I think what bothers me most about ITs is that they can travel for weeks without having a meaningful conversation with a local or eating a meal they couldn’t buy in a restaurant at home. Yes, they go to many exotic places and come home with beautiful pictures, but Insulated Travelers really haven’t learned anything more than they could have from watching The Travel Channel.
I don’t need to offer any advice about them because even though you’ll see ITs in your travels, you probably won’t meet any.
The Perpetual Planner (PP)
That tourist who’s never without a guidebook and a highlighter? It’s the Perpetual Planner, constantly perusing bus, plane and train schedules and asking: “What if we…?” PPs are resourceful, often thrifty and know precisely what they want to see. If something interrupts their plans, that’s okay — they have contingency plans.
As long as a Perpetual Planner isn’t too focused on the next location, he or she can make for great traveling companions — and save you some planning.
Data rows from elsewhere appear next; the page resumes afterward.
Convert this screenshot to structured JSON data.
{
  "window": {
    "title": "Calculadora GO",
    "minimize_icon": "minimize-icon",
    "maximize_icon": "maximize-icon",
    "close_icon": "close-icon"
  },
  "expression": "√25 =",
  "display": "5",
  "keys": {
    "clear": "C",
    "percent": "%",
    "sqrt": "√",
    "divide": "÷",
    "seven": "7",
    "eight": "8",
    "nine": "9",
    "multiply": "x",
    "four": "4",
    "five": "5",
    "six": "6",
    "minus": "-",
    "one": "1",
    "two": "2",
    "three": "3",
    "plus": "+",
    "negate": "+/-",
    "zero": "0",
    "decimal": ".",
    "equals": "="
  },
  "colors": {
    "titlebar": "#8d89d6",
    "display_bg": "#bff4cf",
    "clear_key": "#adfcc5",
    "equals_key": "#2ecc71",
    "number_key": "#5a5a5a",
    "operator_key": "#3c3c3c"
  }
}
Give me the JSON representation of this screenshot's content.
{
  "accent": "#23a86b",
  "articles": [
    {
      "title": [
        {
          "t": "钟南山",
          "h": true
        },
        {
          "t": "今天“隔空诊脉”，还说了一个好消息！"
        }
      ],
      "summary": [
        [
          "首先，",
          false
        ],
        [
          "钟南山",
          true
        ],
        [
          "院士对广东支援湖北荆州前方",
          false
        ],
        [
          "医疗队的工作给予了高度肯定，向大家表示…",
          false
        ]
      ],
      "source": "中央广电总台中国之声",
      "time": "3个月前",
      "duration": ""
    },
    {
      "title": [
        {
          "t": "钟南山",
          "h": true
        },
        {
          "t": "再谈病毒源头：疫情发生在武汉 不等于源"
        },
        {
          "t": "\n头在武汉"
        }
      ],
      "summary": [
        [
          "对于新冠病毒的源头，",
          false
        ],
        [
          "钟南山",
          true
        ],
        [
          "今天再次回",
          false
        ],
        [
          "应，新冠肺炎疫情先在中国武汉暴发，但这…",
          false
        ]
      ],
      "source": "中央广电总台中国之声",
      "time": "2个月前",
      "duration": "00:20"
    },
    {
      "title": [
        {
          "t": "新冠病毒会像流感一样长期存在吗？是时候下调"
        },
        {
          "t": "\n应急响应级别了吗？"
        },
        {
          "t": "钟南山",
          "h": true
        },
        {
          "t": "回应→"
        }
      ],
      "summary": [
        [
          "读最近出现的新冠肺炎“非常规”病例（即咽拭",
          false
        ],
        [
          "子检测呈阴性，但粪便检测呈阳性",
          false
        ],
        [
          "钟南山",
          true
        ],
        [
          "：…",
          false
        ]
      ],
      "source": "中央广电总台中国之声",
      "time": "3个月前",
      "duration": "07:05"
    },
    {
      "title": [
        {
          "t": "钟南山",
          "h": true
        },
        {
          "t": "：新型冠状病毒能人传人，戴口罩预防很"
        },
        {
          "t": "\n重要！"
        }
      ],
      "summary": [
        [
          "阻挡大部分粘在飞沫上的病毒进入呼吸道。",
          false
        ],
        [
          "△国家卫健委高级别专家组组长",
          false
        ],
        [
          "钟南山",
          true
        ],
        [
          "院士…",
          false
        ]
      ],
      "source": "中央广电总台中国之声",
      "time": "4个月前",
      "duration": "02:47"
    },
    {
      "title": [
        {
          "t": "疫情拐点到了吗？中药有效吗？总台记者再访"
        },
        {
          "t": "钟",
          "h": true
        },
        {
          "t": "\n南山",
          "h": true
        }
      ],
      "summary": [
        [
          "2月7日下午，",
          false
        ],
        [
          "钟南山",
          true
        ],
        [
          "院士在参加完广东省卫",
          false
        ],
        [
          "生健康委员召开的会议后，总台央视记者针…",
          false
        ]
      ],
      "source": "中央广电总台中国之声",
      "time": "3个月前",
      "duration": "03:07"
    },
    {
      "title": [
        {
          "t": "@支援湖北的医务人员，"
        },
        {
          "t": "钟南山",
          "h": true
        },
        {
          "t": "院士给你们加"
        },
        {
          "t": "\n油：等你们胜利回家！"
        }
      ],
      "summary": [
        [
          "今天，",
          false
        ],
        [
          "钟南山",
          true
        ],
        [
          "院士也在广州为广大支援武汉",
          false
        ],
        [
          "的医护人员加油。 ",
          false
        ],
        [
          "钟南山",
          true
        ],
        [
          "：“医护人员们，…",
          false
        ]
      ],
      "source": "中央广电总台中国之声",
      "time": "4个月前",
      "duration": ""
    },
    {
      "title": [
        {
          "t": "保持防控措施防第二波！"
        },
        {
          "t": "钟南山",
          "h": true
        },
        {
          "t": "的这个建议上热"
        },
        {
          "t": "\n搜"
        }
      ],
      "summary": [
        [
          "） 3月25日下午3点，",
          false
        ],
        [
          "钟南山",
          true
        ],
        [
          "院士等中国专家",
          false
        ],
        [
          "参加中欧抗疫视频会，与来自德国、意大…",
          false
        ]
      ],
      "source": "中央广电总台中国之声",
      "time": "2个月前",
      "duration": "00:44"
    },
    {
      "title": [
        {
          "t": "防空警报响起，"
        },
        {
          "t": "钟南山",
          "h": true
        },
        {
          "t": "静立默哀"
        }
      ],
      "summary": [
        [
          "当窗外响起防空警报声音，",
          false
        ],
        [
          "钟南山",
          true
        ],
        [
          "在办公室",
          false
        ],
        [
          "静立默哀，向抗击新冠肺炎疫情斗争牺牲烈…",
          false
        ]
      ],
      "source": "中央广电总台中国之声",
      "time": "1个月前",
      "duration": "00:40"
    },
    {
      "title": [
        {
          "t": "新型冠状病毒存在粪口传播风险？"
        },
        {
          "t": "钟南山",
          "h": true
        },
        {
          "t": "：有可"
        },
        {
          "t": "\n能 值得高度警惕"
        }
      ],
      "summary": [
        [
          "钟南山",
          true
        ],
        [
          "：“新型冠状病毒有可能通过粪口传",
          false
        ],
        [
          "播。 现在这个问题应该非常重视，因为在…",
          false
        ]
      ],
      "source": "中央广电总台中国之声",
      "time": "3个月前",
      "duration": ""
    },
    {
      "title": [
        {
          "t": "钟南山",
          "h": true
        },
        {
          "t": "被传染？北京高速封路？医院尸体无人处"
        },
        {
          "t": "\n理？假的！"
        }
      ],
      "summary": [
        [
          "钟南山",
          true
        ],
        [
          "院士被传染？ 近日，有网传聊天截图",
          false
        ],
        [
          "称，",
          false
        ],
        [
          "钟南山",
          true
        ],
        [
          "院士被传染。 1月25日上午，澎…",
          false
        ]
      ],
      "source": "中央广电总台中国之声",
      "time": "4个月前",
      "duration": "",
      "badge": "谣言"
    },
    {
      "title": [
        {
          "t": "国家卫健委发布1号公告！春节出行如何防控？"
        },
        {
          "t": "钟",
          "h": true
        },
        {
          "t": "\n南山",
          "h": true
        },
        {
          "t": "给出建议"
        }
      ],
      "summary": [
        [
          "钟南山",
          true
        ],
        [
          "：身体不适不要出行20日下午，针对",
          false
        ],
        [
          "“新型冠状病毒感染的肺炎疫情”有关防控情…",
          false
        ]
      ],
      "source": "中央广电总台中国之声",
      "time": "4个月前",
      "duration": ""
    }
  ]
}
The Flow Goer (FG)
Here’s the mirror image of the Perpetual Planner: The Flow Goer is a huge believer in serendipity and that things always work out. Planning? Ha! An FG’s preferred method of traveling involves showing up at the airport and hoping there’s a flight to wherever he or she is going. The FG will aimlessly wander big cities hoping to stumble on the highlights. After returning home, a Flow Goer might say things like: “Really? I didn’t know the Taj Mahal was in India.”
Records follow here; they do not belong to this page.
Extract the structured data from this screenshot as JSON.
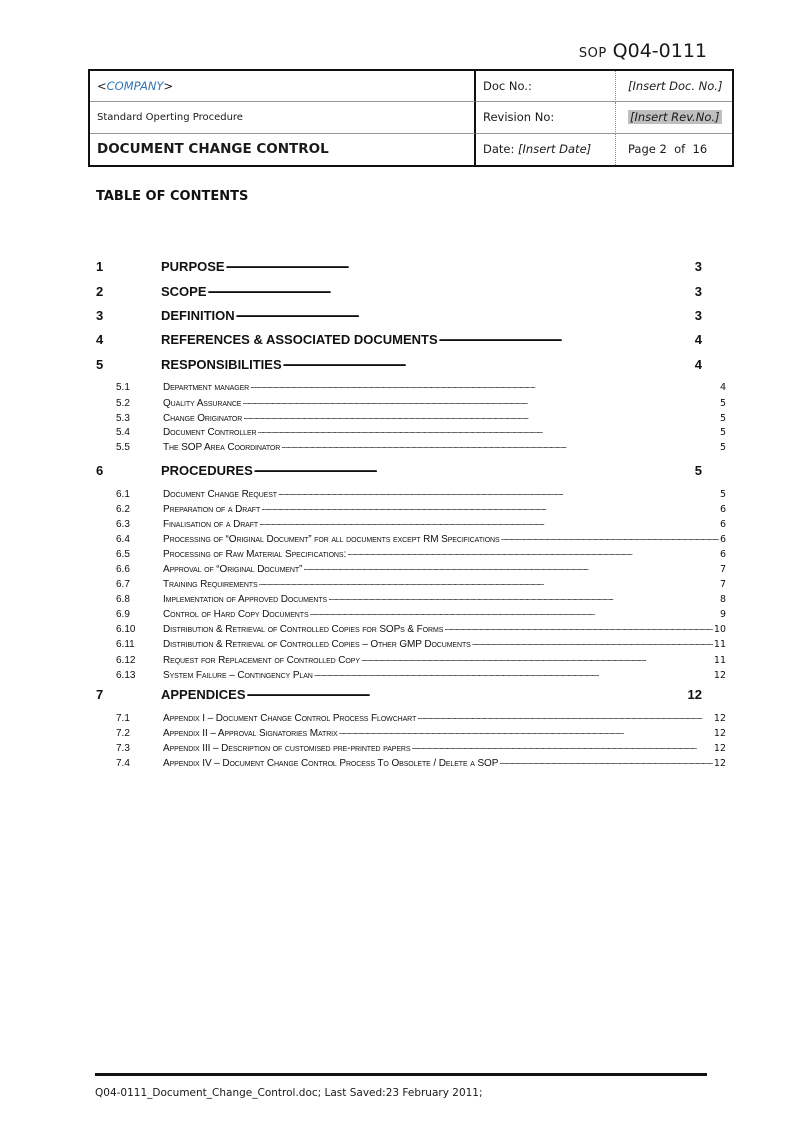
{
  "sop_code": {
    "label": "SOP",
    "number": "Q04-0111"
  },
  "header_table": {
    "company_open": "<",
    "company_name": "COMPANY",
    "company_close": ">",
    "doc_type": "Standard Operting Procedure",
    "doc_title": "DOCUMENT CHANGE CONTROL",
    "doc_no_label": "Doc No.:",
    "doc_no_value": "[Insert Doc. No.]",
    "revision_label": "Revision No:",
    "revision_value": "[Insert Rev.No.]",
    "date_label": "Date:",
    "date_value": "[Insert Date]",
    "page_label": "Page 2  of  16"
  },
  "toc": {
    "heading": "TABLE OF CONTENTS",
    "entries": [
      {
        "level": 1,
        "num": "1",
        "title": "PURPOSE",
        "page": "3"
      },
      {
        "level": 1,
        "num": "2",
        "title": "SCOPE",
        "page": "3"
      },
      {
        "level": 1,
        "num": "3",
        "title": "DEFINITION",
        "page": "3"
      },
      {
        "level": 1,
        "num": "4",
        "title": "REFERENCES & ASSOCIATED DOCUMENTS",
        "page": "4"
      },
      {
        "level": 1,
        "num": "5",
        "title": "RESPONSIBILITIES",
        "page": "4"
      },
      {
        "level": 2,
        "num": "5.1",
        "title": "Department manager",
        "page": "4"
      },
      {
        "level": 2,
        "num": "5.2",
        "title": "Quality Assurance",
        "page": "5"
      },
      {
        "level": 2,
        "num": "5.3",
        "title": "Change Originator",
        "page": "5"
      },
      {
        "level": 2,
        "num": "5.4",
        "title": "Document Controller",
        "page": "5"
      },
      {
        "level": 2,
        "num": "5.5",
        "title": "The SOP Area Coordinator",
        "page": "5"
      },
      {
        "level": 1,
        "num": "6",
        "title": "PROCEDURES",
        "page": "5"
      },
      {
        "level": 2,
        "num": "6.1",
        "title": "Document Change Request",
        "page": "5"
      },
      {
        "level": 2,
        "num": "6.2",
        "title": "Preparation of a Draft",
        "page": "6"
      },
      {
        "level": 2,
        "num": "6.3",
        "title": "Finalisation of a Draft",
        "page": "6"
      },
      {
        "level": 2,
        "num": "6.4",
        "title": "Processing of “Original Document” for all documents except RM Specifications",
        "page": "6"
      },
      {
        "level": 2,
        "num": "6.5",
        "title": "Processing of Raw Material Specifications:",
        "page": "6"
      },
      {
        "level": 2,
        "num": "6.6",
        "title": "Approval of “Original Document”",
        "page": "7"
      },
      {
        "level": 2,
        "num": "6.7",
        "title": "Training Requirements",
        "page": "7"
      },
      {
        "level": 2,
        "num": "6.8",
        "title": "Implementation of Approved Documents",
        "page": "8"
      },
      {
        "level": 2,
        "num": "6.9",
        "title": "Control of Hard Copy Documents",
        "page": "9"
      },
      {
        "level": 2,
        "num": "6.10",
        "title": "Distribution & Retrieval of Controlled Copies for SOPs & Forms",
        "page": "10"
      },
      {
        "level": 2,
        "num": "6.11",
        "title": "Distribution & Retrieval of Controlled Copies – Other GMP Documents",
        "page": "11"
      },
      {
        "level": 2,
        "num": "6.12",
        "title": "Request for Replacement of Controlled Copy",
        "page": "11"
      },
      {
        "level": 2,
        "num": "6.13",
        "title": "System Failure – Contingency Plan",
        "page": "12"
      },
      {
        "level": 1,
        "num": "7",
        "title": "APPENDICES",
        "page": "12"
      },
      {
        "level": 2,
        "num": "7.1",
        "title": "Appendix I – Document Change Control Process Flowchart",
        "page": "12"
      },
      {
        "level": 2,
        "num": "7.2",
        "title": "Appendix II – Approval Signatories Matrix",
        "page": "12"
      },
      {
        "level": 2,
        "num": "7.3",
        "title": "Appendix III – Description of customised pre-printed papers",
        "page": "12"
      },
      {
        "level": 2,
        "num": "7.4",
        "title": "Appendix IV – Document Change Control Process To Obsolete / Delete a SOP",
        "page": "12"
      }
    ]
  },
  "footer": {
    "text": "Q04-0111_Document_Change_Control.doc;  Last Saved:23 February 2011;"
  },
  "colors": {
    "company_accent": "#2e75b6",
    "highlight": "#bfbfbf"
  }
}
FGs actually can make good traveling companions: they rarely get ruffled. Just remember that they often need a bit of help focusing.
The Always Adventuring (AA)
The good thing about Always Adventuring travelers: they’re up for anything. The bad thing: traveling with them can be exhausting. When you’re with an AA, don’t even think about sticking your toes in the sand and contemplating the ocean for more than five minutes. This kind of tourist wants to get up at 4 a.m. to go zip lining, scuba diving and trekking through the mountains before breakfast.
Always Adventuring types can be fun to be around, but don’t expect to get much rest if you are traveling with one.
A Final Word
I created this list mostly in jest and there is a lot of room for interpretation. For example, I strive to be an Eager Enthusiast but sometimes tend to be too much of an Always Adventuring type.
After reading this piece, you may want to invent a new classification just for me: The Arrogant Categorizer (AC).
Next Avenue Editors Also Recommend: